- _Exercise goal_:
Extract, from the listing that follows, each line containing the word "function".

- _Task input_:
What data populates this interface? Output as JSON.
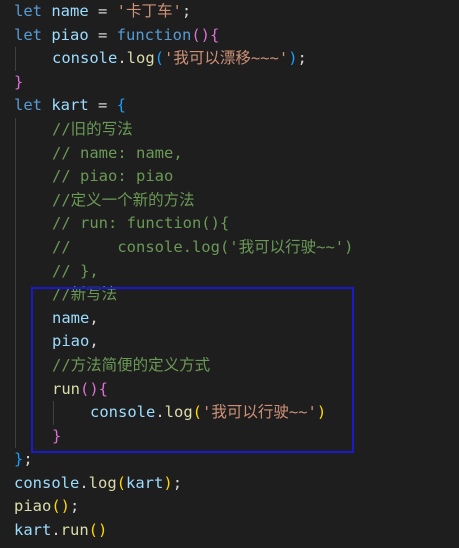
{
  "colors": {
    "background": "#1e1e1e",
    "keyword": "#569cd6",
    "variable": "#9cdcfe",
    "function": "#dcdcaa",
    "string": "#ce9178",
    "comment": "#6a9955",
    "bracket_level1": "#ffd700",
    "bracket_level2": "#da70d6",
    "bracket_level3": "#179fff",
    "annotation_box": "#1a1acd"
  },
  "lines": [
    {
      "indent": 0,
      "tokens": [
        {
          "t": "let",
          "c": "kw"
        },
        {
          "t": " ",
          "c": "op"
        },
        {
          "t": "name",
          "c": "var"
        },
        {
          "t": " = ",
          "c": "op"
        },
        {
          "t": "'卡丁车'",
          "c": "str"
        },
        {
          "t": ";",
          "c": "op"
        }
      ]
    },
    {
      "indent": 0,
      "tokens": [
        {
          "t": "let",
          "c": "kw"
        },
        {
          "t": " ",
          "c": "op"
        },
        {
          "t": "piao",
          "c": "var"
        },
        {
          "t": " = ",
          "c": "op"
        },
        {
          "t": "function",
          "c": "kw"
        },
        {
          "t": "()",
          "c": "b2"
        },
        {
          "t": "{",
          "c": "b2"
        }
      ]
    },
    {
      "indent": 1,
      "tokens": [
        {
          "t": "console",
          "c": "var"
        },
        {
          "t": ".",
          "c": "op"
        },
        {
          "t": "log",
          "c": "fn"
        },
        {
          "t": "(",
          "c": "b3"
        },
        {
          "t": "'我可以漂移~~~'",
          "c": "str"
        },
        {
          "t": ")",
          "c": "b3"
        },
        {
          "t": ";",
          "c": "op"
        }
      ]
    },
    {
      "indent": 0,
      "tokens": [
        {
          "t": "}",
          "c": "b2"
        }
      ]
    },
    {
      "indent": 0,
      "tokens": [
        {
          "t": "let",
          "c": "kw"
        },
        {
          "t": " ",
          "c": "op"
        },
        {
          "t": "kart",
          "c": "var"
        },
        {
          "t": " = ",
          "c": "op"
        },
        {
          "t": "{",
          "c": "b3"
        }
      ]
    },
    {
      "indent": 1,
      "tokens": [
        {
          "t": "//旧的写法",
          "c": "cm"
        }
      ]
    },
    {
      "indent": 1,
      "tokens": [
        {
          "t": "// name: name,",
          "c": "cm"
        }
      ]
    },
    {
      "indent": 1,
      "tokens": [
        {
          "t": "// piao: piao",
          "c": "cm"
        }
      ]
    },
    {
      "indent": 1,
      "tokens": [
        {
          "t": "//定义一个新的方法",
          "c": "cm"
        }
      ]
    },
    {
      "indent": 1,
      "tokens": [
        {
          "t": "// run: function(){",
          "c": "cm"
        }
      ]
    },
    {
      "indent": 1,
      "tokens": [
        {
          "t": "//     console.log('我可以行驶~~')",
          "c": "cm"
        }
      ]
    },
    {
      "indent": 1,
      "tokens": [
        {
          "t": "// },",
          "c": "cm"
        }
      ]
    },
    {
      "indent": 1,
      "tokens": [
        {
          "t": "//新写法",
          "c": "cm"
        }
      ]
    },
    {
      "indent": 1,
      "tokens": [
        {
          "t": "name",
          "c": "var"
        },
        {
          "t": ",",
          "c": "op"
        }
      ]
    },
    {
      "indent": 1,
      "tokens": [
        {
          "t": "piao",
          "c": "var"
        },
        {
          "t": ",",
          "c": "op"
        }
      ]
    },
    {
      "indent": 1,
      "tokens": [
        {
          "t": "//方法简便的定义方式",
          "c": "cm"
        }
      ]
    },
    {
      "indent": 1,
      "tokens": [
        {
          "t": "run",
          "c": "fn"
        },
        {
          "t": "()",
          "c": "b2"
        },
        {
          "t": "{",
          "c": "b2"
        }
      ]
    },
    {
      "indent": 2,
      "tokens": [
        {
          "t": "console",
          "c": "var"
        },
        {
          "t": ".",
          "c": "op"
        },
        {
          "t": "log",
          "c": "fn"
        },
        {
          "t": "(",
          "c": "b1"
        },
        {
          "t": "'我可以行驶~~'",
          "c": "str"
        },
        {
          "t": ")",
          "c": "b1"
        }
      ]
    },
    {
      "indent": 1,
      "tokens": [
        {
          "t": "}",
          "c": "b2"
        }
      ]
    },
    {
      "indent": 0,
      "tokens": [
        {
          "t": "}",
          "c": "b3"
        },
        {
          "t": ";",
          "c": "op"
        }
      ]
    },
    {
      "indent": 0,
      "tokens": [
        {
          "t": "console",
          "c": "var"
        },
        {
          "t": ".",
          "c": "op"
        },
        {
          "t": "log",
          "c": "fn"
        },
        {
          "t": "(",
          "c": "b1"
        },
        {
          "t": "kart",
          "c": "var"
        },
        {
          "t": ")",
          "c": "b1"
        },
        {
          "t": ";",
          "c": "op"
        }
      ]
    },
    {
      "indent": 0,
      "tokens": [
        {
          "t": "piao",
          "c": "fn"
        },
        {
          "t": "()",
          "c": "b1"
        },
        {
          "t": ";",
          "c": "op"
        }
      ]
    },
    {
      "indent": 0,
      "tokens": [
        {
          "t": "kart",
          "c": "var"
        },
        {
          "t": ".",
          "c": "op"
        },
        {
          "t": "run",
          "c": "fn"
        },
        {
          "t": "()",
          "c": "b1"
        }
      ]
    }
  ]
}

- _Result of the task_:
    "function": "#dcdcaa",
          "t": "function",
          "t": "// run: function(){",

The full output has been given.